My niece (age 17) and nephew (age 20) ignore my e-mails. But when I send either of them a message via Facebook, I’m likely to get a message back. When Facebook sends an automated messages about what I’m doing or posting, I might get a hello or an update. My older sister says she gets the same kind of treatment — that she needs to contact her kids through Facebook.
A friend who lives in Philaldelphia wrote on my Facebook wall to let me know he and his family were coming to the DC area and ask if we were interested in going to the Baltimore Aquarium.
After our trip to Costa Rica, I posted a few photos to Facebook and sent messages to friends. I’ve even had long lost high school friends send me messages via Facebook even though my e-mail is part of my Facebook profile. Finally, a friend is throwing a party next week and she sent an invite via Facebook.

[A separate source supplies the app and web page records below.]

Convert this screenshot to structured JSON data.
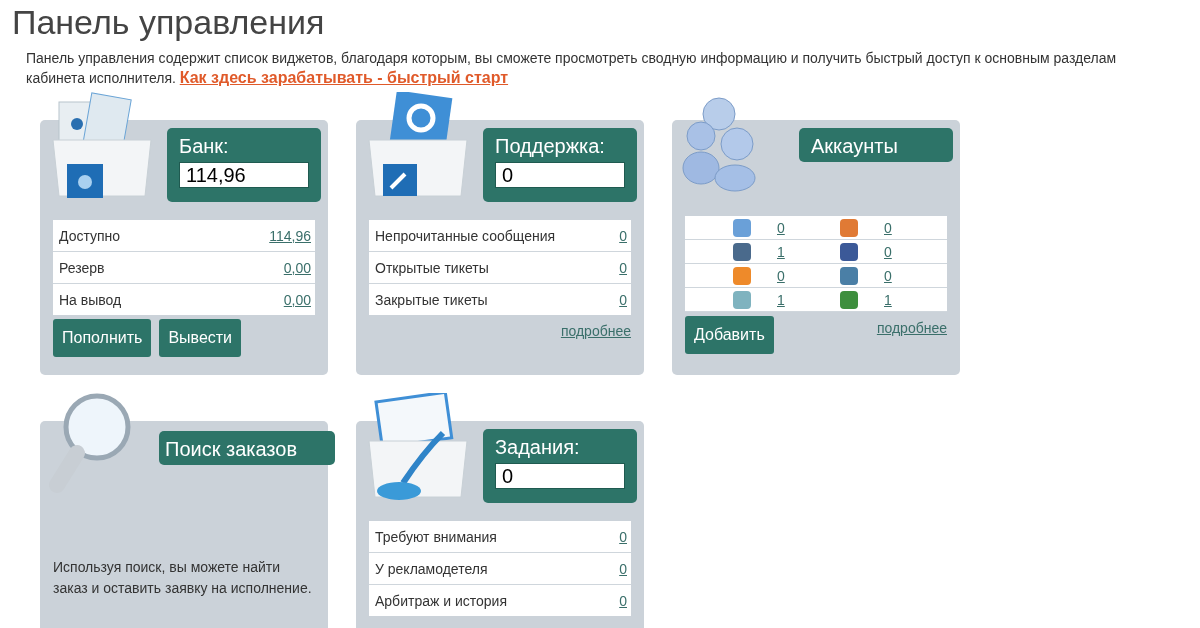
{
  "title": "Панель управления",
  "intro": {
    "text": "Панель управления содержит список виджетов, благодаря которым, вы сможете просмотреть сводную информацию и получить быстрый доступ к основным разделам кабинета исполнителя.",
    "link": "Как здесь зарабатывать - быстрый старт"
  },
  "widgets": [
    {
      "kind": "bank",
      "title": "Банк:",
      "value": "114,96",
      "rows": [
        {
          "label": "Доступно",
          "value": "114,96"
        },
        {
          "label": "Резерв",
          "value": "0,00"
        },
        {
          "label": "На вывод",
          "value": "0,00"
        }
      ],
      "buttons": [
        "Пополнить",
        "Вывести"
      ]
    },
    {
      "kind": "support",
      "title": "Поддержка:",
      "value": "0",
      "rows": [
        {
          "label": "Непрочитанные сообщения",
          "value": "0"
        },
        {
          "label": "Открытые тикеты",
          "value": "0"
        },
        {
          "label": "Закрытые тикеты",
          "value": "0"
        }
      ],
      "more_link": "подробнее"
    },
    {
      "kind": "accounts",
      "title": "Аккаунты",
      "accounts": [
        {
          "kind": "chat",
          "count": "0"
        },
        {
          "kind": "blog",
          "count": "0"
        },
        {
          "kind": "vk",
          "count": "1"
        },
        {
          "kind": "facebook",
          "count": "0"
        },
        {
          "kind": "ok",
          "count": "0"
        },
        {
          "kind": "mail",
          "count": "0"
        },
        {
          "kind": "twitter",
          "count": "1"
        },
        {
          "kind": "google",
          "count": "1"
        }
      ],
      "buttons": [
        "Добавить"
      ],
      "more_link": "подробнее"
    },
    {
      "kind": "search",
      "title": "Поиск заказов",
      "text": "Используя поиск, вы можете найти заказ и оставить заявку на исполнение."
    },
    {
      "kind": "tasks",
      "title": "Задания:",
      "value": "0",
      "rows": [
        {
          "label": "Требуют внимания",
          "value": "0"
        },
        {
          "label": "У рекламодетеля",
          "value": "0"
        },
        {
          "label": "Арбитраж и история",
          "value": "0"
        }
      ]
    }
  ]
}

It seems I’m not the only person to notice this phenomenon. Steve Tibbett talks about how conversations in Facebook are more meaningful because they are in context (of your interests, photos, activities) and they are not subject to spam filtering. Yes, Facebook sends you an e-mail when you’ve received a message, but if that e-mail gets lost in cyberspace, it still lives in Facebook and will be waiting for you when you next login.
It’s been fun to keep up with friends, read about their activities, and see photos where they’ve been tagged. I even love the little Facebook apps that let me announce how green I am, send karma points to friends, show the world where I’ve lived and visited, and send cute animal postcards. No, I don’t have a gajillion people in my network, just people I know and have some type of relationship with.
Don’t get me wrong. E-mail continues to be a killer app for me. I get hundreds of e-mails a day on my matrixgroup.net e-mail — from clients, staff, family and friends. But a great many of my family and friends are on Facebook, so it just makes sense for me to be there, as well.